GOP blocks judicial appointment

Senate Republicans blocked a vote on the nomination of UC Berkeley law professor Goodwin Liu to the federal appeals court in San Francisco, making Liu the first judicial nominee named by President Obama to be successfully filibustered.

The move appears to doom Liu’s chances of becoming the first Asian American on the U.S. 9th Circuit Court of Appeals, which serves California, Hawaii, Washington and Oregon, all states with significant or growing Asian populations.

Democrats failed to come close to the 60 votes needed to override the filibuster. The final tally was 52 to 43. It was the first judicial pick to be blocked outright on the Senate floor since George W. Bush’s first term.

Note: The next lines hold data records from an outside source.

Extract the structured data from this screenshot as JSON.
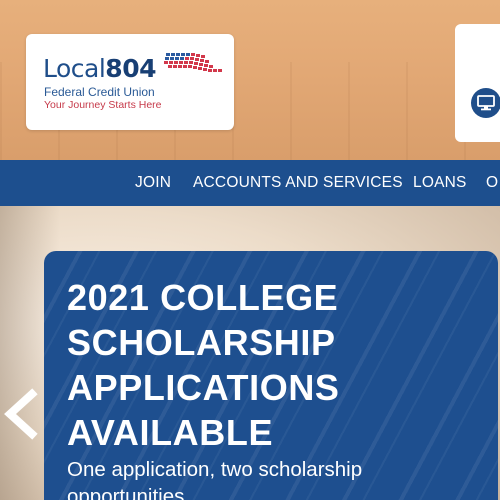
{
  "header": {
    "logo": {
      "name_part1": "Local",
      "name_part2": "804",
      "subtitle": "Federal Credit Union",
      "tagline": "Your Journey Starts Here"
    },
    "login_icon": "monitor-icon"
  },
  "nav": {
    "items": [
      {
        "label": "JOIN"
      },
      {
        "label": "ACCOUNTS AND SERVICES"
      },
      {
        "label": "LOANS"
      },
      {
        "label": "O"
      }
    ]
  },
  "hero": {
    "prev_icon": "chevron-left-icon",
    "promo": {
      "title": "2021 COLLEGE\nSCHOLARSHIP\nAPPLICATIONS\nAVAILABLE",
      "subtitle": "One application, two scholarship\nopportunities"
    }
  },
  "colors": {
    "brand_blue": "#1d4f8e",
    "accent_red": "#c63a4a",
    "header_tan": "#e2a875"
  }
}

Liu’s nomination had languished for more than a year, but Thursday marked the first attempt by Senate Democrats to force a floor vote on Liu, who has been fiercely opposed by Republicans for what they say are too-liberal legal views.


The GOP may also have been wary of Liu’s age and future prospects. Just 40, he would be a prime candidate for a seat on the Supreme Court in coming years should he be confirmed.

The nominee’s chances for success have never been strong -- Obama has had to renominate him for the seat twice -- but the 53-47 split of the current Senate, with Democrats holding a slim majority, made his odds that much bleaker.

And in the end, Liu did worse than projected, with just one Republican, Sen. Lisa Murkowski of Alaska, supporting him, and one Democrat, Sen. Ben Nelson of Nebraska, who faces a difficult reelection fight, voting with the GOP.

“This is a loss for our country and a deep disappointment for the Asian American community,” said Vincent Eng, an Asian American civil rights advocate in Washington.

Liu could not be reached for comment, but the dean of the law school at Berkeley, Christopher Edley Jr., called the vote “shameful.”

The rejection recalled the scorched-earth battles over the federal judiciary that plagued the Bush administration, when almost a dozen nominees were blocked on the floor by Democrats, and even further back to GOP obstruction of President Clinton’s choices for the bench.

But the Obama White House has largely escaped such battles by selecting mainly uncontroversial choices to fill federal judgeships, although several other nominees have withdrawn or not received a floor vote. Neither of the president’s two Supreme Court picks, Elena Kagan and Sonia Sotomayor, faced any real filibuster threat.

But Republicans drew a line on Liu. They say the Asian American professor, the child of Taiwanese immigrants, is a progressive-minded theoretician with an expansive view of rights under the U.S. Constitution. They pointed to articles in legal periodicals in which Liu expressed support for constitutional rights to education and child care.


Liu “would use his position as a federal judge to advocate his ideological theories and undermine well-settled principles of the United States Constitution,” Sen. John Cornyn (R-Texas) said on the Senate floor before the vote. “That is simply unacceptable.”

Republicans were also unforgiving toward Liu’s testimony five years ago in opposition to the Supreme Court nomination of Samuel A. Alito Jr.

Sen. Lindsey Graham of South Carolina, who in 2005 was part of the bipartisan “Gang of 14" that helped negotiate a cease-fire under which judicial nominees would not be filibustered except under “extraordinary circumstances,” said Liu’s attack on Alito’s qualifications pushed him to vote to block a vote on Liu.

“I have tried my best not to go down that road because it will destroy the judiciary and disrupt the Senate,” Graham said.


Democrats argued that Republicans had long held that filibustering judicial nominees was unconstitutional -- and accused them of hypocrisy on Liu.

“Give this man a chance,” said Sen. Barbara Boxer (D-Calif.). “Don’t filibuster him. Let us have an up-or-down vote.”

Boxer warned that Republicans would suffer political consequences as a result of Liu’s rejection, noting that 40% of the nation’s Asian Americans live within the boundaries of the 9th Circuit.

“This is not going to go down easy,” she said.